A series of controversies surrounding the Dalai Lama's celebration of the Kalachakra Festival in Bodh Gaya highlighted the difficult and precarious nature of his position in India. The festival is the biggest gathering of Buddhists worldwide, and in January 100,000 pilgrims swarmed to the site of the Buddha's Enlightenment to receive the initiation - said to assist the realisation of Enlightenment in a single lifetime.

The Dalai Lama is a world figure whose thoughts on international events are frequently sought and widely reported. He actively advocates non-violence, and his views were broadcast in the aftermath of September 11th. But there is a narrow line between such activity and comments that have implications for Indian politics.

In September the Dalai Lama was reported as making comments supporting autonomy for the troubled Indian state of Kashmir. Despite arguments that his words had been misconstrued, the result was a chorus of protest from within India. Some claimed that by interfering in Indian affairs the Dalai Lama was abusing his refugee status. Several militant Hindu organisations threatened to mount demonstrations at the Kalachakra Festival; there were even reported threats to blow up the local Tibetan Buddhist monastery.

To make matters worse, the Kalachakra festival coincided with a state visit to India by the Chinese Premier. Chinese officials complained to the Indian government that an exhibition beside the Kalachakra festivities included criticism of the Chinese occupation of Tibet. But as the festival is a gathering for the whole Tibetan refugee community, it reflects many aspects of their culture, and politics inevitably looms large.

Further criticism came from indigenous Buddhist monks, who are mostly Ambedkarites from Dalit communities [see Rallying to freedom, page 32]. Unlike the Tibetans-in-exile, Dalits are deeply involved in Indian affairs. The focus of Bodh Gaya is the Mahabodhi Temple - the holiest site in the Buddhist world. However, the temple is controlled by Hindus, and this has long been a source of conflict. The Indian Buddhists' protests were prompted by the replacement of a Buddhist monk by a Hindu as chairman of the Temple Committee. Consequently, four of the monks started a hunger strike demanding the temple's 'liberation', Meanwhile Bhante Anand, General Secretary of the All India Monks Association denounced the Dalai Lama for failing to support demands for Buddhist control of the shrine.

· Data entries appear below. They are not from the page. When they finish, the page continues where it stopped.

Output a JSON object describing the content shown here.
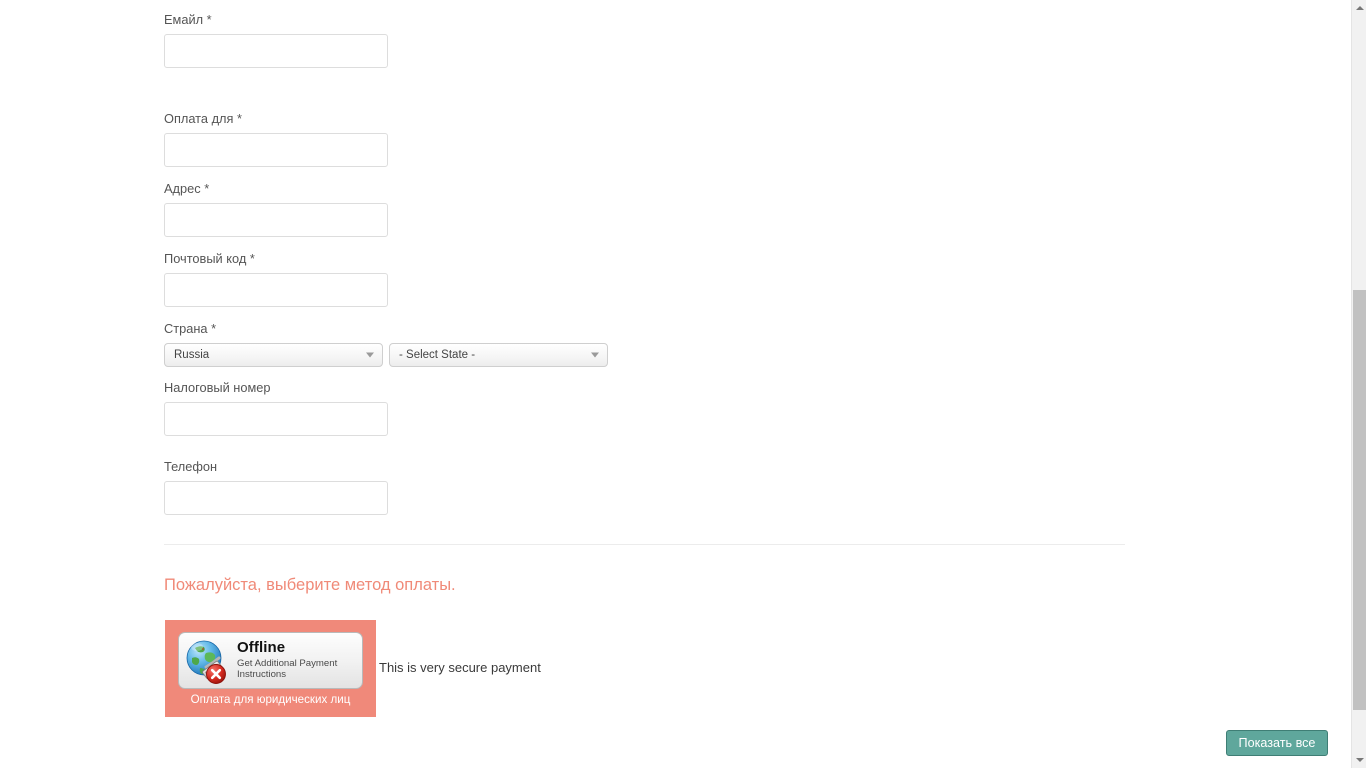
{
  "form": {
    "fields": [
      {
        "label": "Емайл",
        "required": true,
        "value": "",
        "placeholder": "",
        "name": "email"
      },
      {
        "label": "Оплата для",
        "required": true,
        "value": "",
        "placeholder": "",
        "name": "payment-for"
      },
      {
        "label": "Адрес",
        "required": true,
        "value": "",
        "placeholder": "",
        "name": "address"
      },
      {
        "label": "Почтовый код",
        "required": true,
        "value": "",
        "placeholder": "",
        "name": "postal-code"
      },
      {
        "label": "Страна",
        "required": true,
        "value": "",
        "placeholder": "",
        "name": "country"
      },
      {
        "label": "Налоговый номер",
        "required": false,
        "value": "",
        "placeholder": "",
        "name": "tax-number"
      },
      {
        "label": "Телефон",
        "required": false,
        "value": "",
        "placeholder": "",
        "name": "phone"
      }
    ],
    "required_marker": "*",
    "country_select": {
      "selected": "Russia",
      "options": [
        "Russia"
      ]
    },
    "state_select": {
      "selected": "- Select State -",
      "options": [
        "- Select State -"
      ]
    }
  },
  "payment": {
    "error_message": "Пожалуйста, выберите метод оплаты.",
    "method": {
      "title": "Offline",
      "subtitle_line1": "Get Additional Payment",
      "subtitle_line2": "Instructions",
      "caption": "Оплата для юридических лиц",
      "icon": "globe-offline-error-icon"
    },
    "secure_note": "This is very secure payment"
  },
  "actions": {
    "show_all_label": "Показать все"
  },
  "colors": {
    "error_text": "#f08a78",
    "payment_tile_bg": "#f0897a",
    "button_bg": "#5fa79c",
    "button_border": "#3f7e75",
    "input_border": "#dddddd",
    "label_text": "#555555",
    "divider": "#ececec",
    "scrollbar_track": "#f1f1f1",
    "scrollbar_thumb": "#c1c1c1"
  },
  "scrollbar": {
    "up_arrow": "chevron-up-icon",
    "down_arrow": "chevron-down-icon"
  }
}
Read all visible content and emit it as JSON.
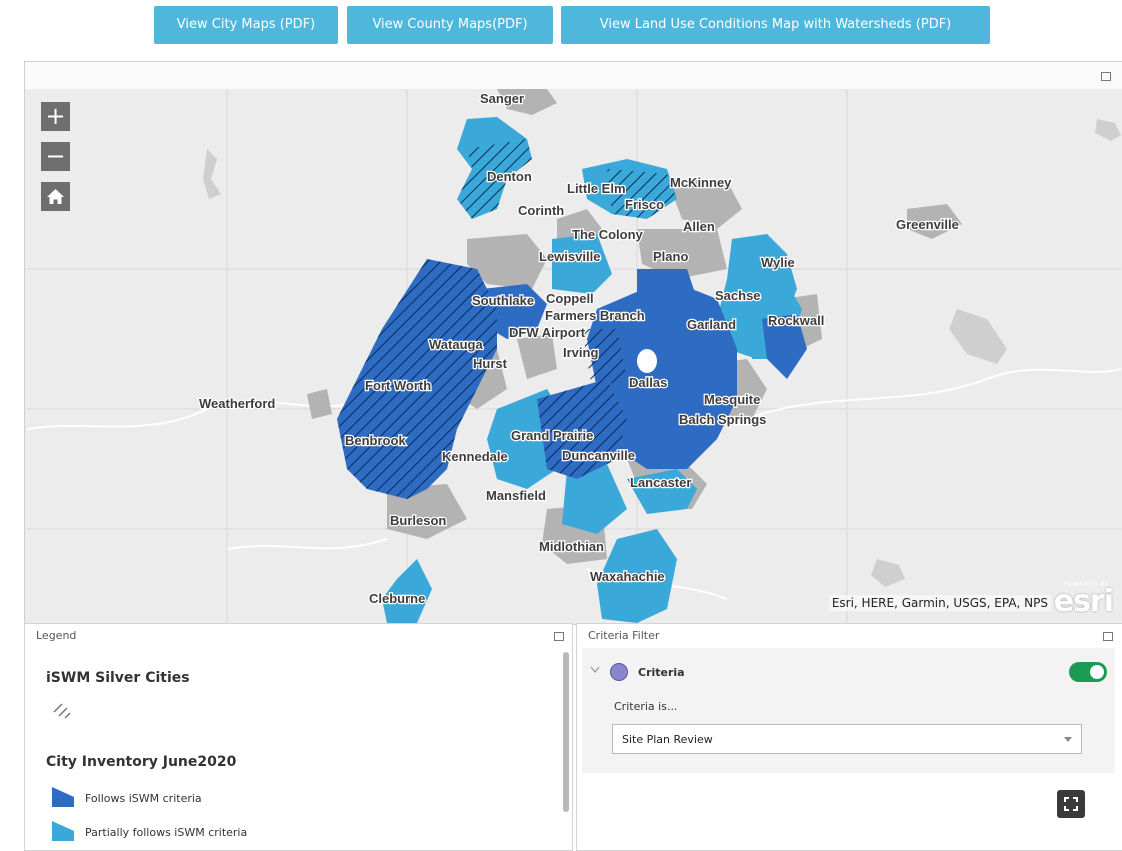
{
  "buttons": [
    {
      "label": "View City Maps (PDF)"
    },
    {
      "label": "View County Maps(PDF)"
    },
    {
      "label": "View Land Use Conditions Map with Watersheds (PDF)"
    }
  ],
  "map": {
    "controls": {
      "zoom_in": "+",
      "zoom_out": "−"
    },
    "attribution": "Esri, HERE, Garmin, USGS, EPA, NPS",
    "logo": {
      "powered_by": "POWERED BY",
      "brand": "esri"
    },
    "colors": {
      "follows": "#2e6bc2",
      "partially_follows": "#3aa8d8",
      "other_city": "#b3b3b3",
      "basemap": "#ececec"
    },
    "labels": [
      "Sanger",
      "Denton",
      "Little Elm",
      "Frisco",
      "McKinney",
      "Corinth",
      "The Colony",
      "Allen",
      "Greenville",
      "Lewisville",
      "Plano",
      "Wylie",
      "Southlake",
      "Coppell",
      "Sachse",
      "Farmers Branch",
      "Garland",
      "Rockwall",
      "DFW Airport",
      "Watauga",
      "Irving",
      "Hurst",
      "Fort Worth",
      "Dallas",
      "Weatherford",
      "Mesquite",
      "Balch Springs",
      "Benbrook",
      "Grand Prairie",
      "Kennedale",
      "Duncanville",
      "Lancaster",
      "Mansfield",
      "Burleson",
      "Midlothian",
      "Waxahachie",
      "Cleburne"
    ]
  },
  "legend": {
    "header": "Legend",
    "silver_title": "iSWM Silver Cities",
    "inventory_title": "City Inventory June2020",
    "items": [
      {
        "label": "Follows iSWM criteria",
        "color": "#2e6bc2"
      },
      {
        "label": "Partially follows iSWM criteria",
        "color": "#3aa8d8"
      }
    ]
  },
  "criteria": {
    "header": "Criteria Filter",
    "name": "Criteria",
    "toggle_on": true,
    "condition": "Criteria is...",
    "selected": "Site Plan Review"
  }
}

Other difficulties arise from differences between the customs of Theravadin Buddhists, such as the Indian monks, and Tibetan Buddhists. For example, Tibetans do not take off their shoes in the temple compound, a custom on which the Theravadins insist. Anand also complained that the Kalachakra ceremony was not authentically Buddhist, and that the Dalai Lama was wrongly regarded (by non-Buddhists) as the leader of all Buddhists.

Perhaps an underlying cause of tension is the contrast between the Tibetans' high profile and the Indians' low status. The Dalits (formerly considered 'Untouchable' under the Hindu caste system) want support in their conversion to Buddhism; the Tibetans are unable to lend such support. Sensitivities in India are such that Tibetans are urged by some people to get involved in issues, and if do they're criticised by others for interfering.

As the festival approached, tensions mounted further still. India deployed special troops, amid new rumours of infiltration by Chinese agents posing as Buddhist monks. At last in January 12,000 monks, 800 nuns and many thousands of ordinary Tibetan Buddhists descended on Bodh Gaya for the initiation. There were also many western devotees, who followed proceedings via a translation broadcast on fm radio.

At the eleventh hour, however, the Dalai Lama was unable to perform the ceremony due to an attack of gastro-enteritis. He was taken to hospital, where he made a successful recovery. The first part of the ceremony was conducted by the Ganden Tripa, titular head of the Gelug sect, but the rest was cancelled.

The Kashag (Tibetan parlia-ment) ascribed the Dalai Lama's illness to 'exhaustion from prolonged tours, teaching and other engagements, which did not give him time to recuperate'. It requested that he rest for at least three months, postponed his tour schedule for March and April, and asked that no requests for audiences or engagements be made to him.